WHAT THE TASK ASKS:
Output every record exactly and leave each picture out.

RECORD EXCERPTS:
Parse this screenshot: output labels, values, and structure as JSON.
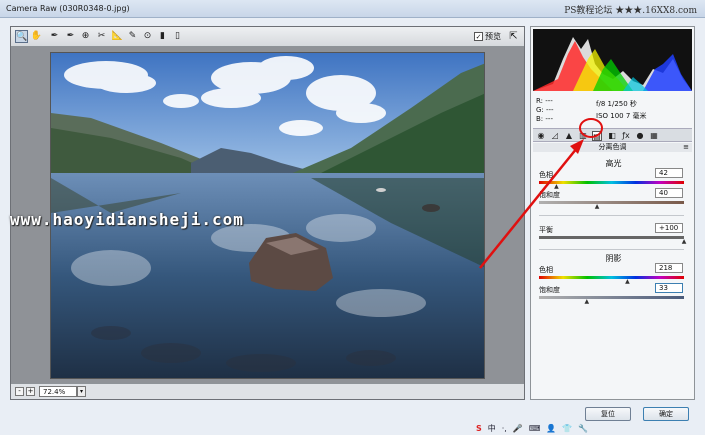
{
  "window": {
    "title": "Camera Raw (030R0348-0.jpg)",
    "forum_watermark": "PS教程论坛 ★★★.16XX8.com"
  },
  "toolbar": {
    "tools": [
      {
        "name": "zoom-tool-icon",
        "glyph": "🔍"
      },
      {
        "name": "hand-tool-icon",
        "glyph": "✋"
      },
      {
        "name": "white-balance-tool-icon",
        "glyph": "✒"
      },
      {
        "name": "color-sampler-icon",
        "glyph": "✒"
      },
      {
        "name": "target-adjust-icon",
        "glyph": "⊕"
      },
      {
        "name": "crop-tool-icon",
        "glyph": "✂"
      },
      {
        "name": "straighten-tool-icon",
        "glyph": "📐"
      },
      {
        "name": "spot-removal-icon",
        "glyph": "✎"
      },
      {
        "name": "red-eye-icon",
        "glyph": "⊙"
      },
      {
        "name": "adjustment-brush-icon",
        "glyph": "▮"
      },
      {
        "name": "graduated-filter-icon",
        "glyph": "▯"
      }
    ],
    "preview_label": "预览",
    "preview_checked": "✓"
  },
  "zoom": {
    "minus": "-",
    "plus": "+",
    "value": "72.4%",
    "dropdown": "▾"
  },
  "site_watermark": "www.haoyidiansheji.com",
  "exif": {
    "r": "R:  ---",
    "g": "G:  ---",
    "b": "B:  ---",
    "aperture_shutter": "f/8   1/250 秒",
    "iso_focal": "ISO 100   7 毫米"
  },
  "section": {
    "title": "分离色调",
    "menu": "≡"
  },
  "highlights": {
    "title": "高光",
    "hue_label": "色相",
    "hue_value": "42",
    "hue_fraction": 0.12,
    "sat_label": "饱和度",
    "sat_value": "40",
    "sat_fraction": 0.4
  },
  "balance": {
    "label": "平衡",
    "value": "+100",
    "fraction": 1.0
  },
  "shadows": {
    "title": "阴影",
    "hue_label": "色相",
    "hue_value": "218",
    "hue_fraction": 0.61,
    "sat_label": "饱和度",
    "sat_value": "33",
    "sat_fraction": 0.33
  },
  "buttons": {
    "reset": "复位",
    "ok": "确定"
  },
  "tray": {
    "ime_logo": "S",
    "ime_mode": "中",
    "items": [
      "·,",
      "🎤",
      "⌨",
      "👤",
      "👕",
      "🔧"
    ]
  },
  "colors": {
    "annotation": "#e01010",
    "sky": "#4f86c9",
    "water": "#3b5f86"
  }
}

TASK SOLUTION:
Parse this screenshot: output labels, values, and structure as JSON.
{
  "window": {
    "title": "Camera Raw (030R0348-0.jpg)",
    "forum_watermark": "PS教程论坛 ★★★.16XX8.com"
  },
  "toolbar": {
    "tools": [
      {
        "name": "zoom-tool-icon",
        "glyph": "🔍"
      },
      {
        "name": "hand-tool-icon",
        "glyph": "✋"
      },
      {
        "name": "white-balance-tool-icon",
        "glyph": "✒"
      },
      {
        "name": "color-sampler-icon",
        "glyph": "✒"
      },
      {
        "name": "target-adjust-icon",
        "glyph": "⊕"
      },
      {
        "name": "crop-tool-icon",
        "glyph": "✂"
      },
      {
        "name": "straighten-tool-icon",
        "glyph": "📐"
      },
      {
        "name": "spot-removal-icon",
        "glyph": "✎"
      },
      {
        "name": "red-eye-icon",
        "glyph": "⊙"
      },
      {
        "name": "adjustment-brush-icon",
        "glyph": "▮"
      },
      {
        "name": "graduated-filter-icon",
        "glyph": "▯"
      }
    ],
    "preview_label": "预览",
    "preview_checked": "✓"
  },
  "zoom": {
    "minus": "-",
    "plus": "+",
    "value": "72.4%",
    "dropdown": "▾"
  },
  "site_watermark": "www.haoyidiansheji.com",
  "exif": {
    "r": "R:  ---",
    "g": "G:  ---",
    "b": "B:  ---",
    "aperture_shutter": "f/8   1/250 秒",
    "iso_focal": "ISO 100   7 毫米"
  },
  "section": {
    "title": "分离色调",
    "menu": "≡"
  },
  "highlights": {
    "title": "高光",
    "hue_label": "色相",
    "hue_value": "42",
    "hue_fraction": 0.12,
    "sat_label": "饱和度",
    "sat_value": "40",
    "sat_fraction": 0.4
  },
  "balance": {
    "label": "平衡",
    "value": "+100",
    "fraction": 1.0
  },
  "shadows": {
    "title": "阴影",
    "hue_label": "色相",
    "hue_value": "218",
    "hue_fraction": 0.61,
    "sat_label": "饱和度",
    "sat_value": "33",
    "sat_fraction": 0.33
  },
  "buttons": {
    "reset": "复位",
    "ok": "确定"
  },
  "tray": {
    "ime_logo": "S",
    "ime_mode": "中",
    "items": [
      "·,",
      "🎤",
      "⌨",
      "👤",
      "👕",
      "🔧"
    ]
  },
  "colors": {
    "annotation": "#e01010",
    "sky": "#4f86c9",
    "water": "#3b5f86"
  }
}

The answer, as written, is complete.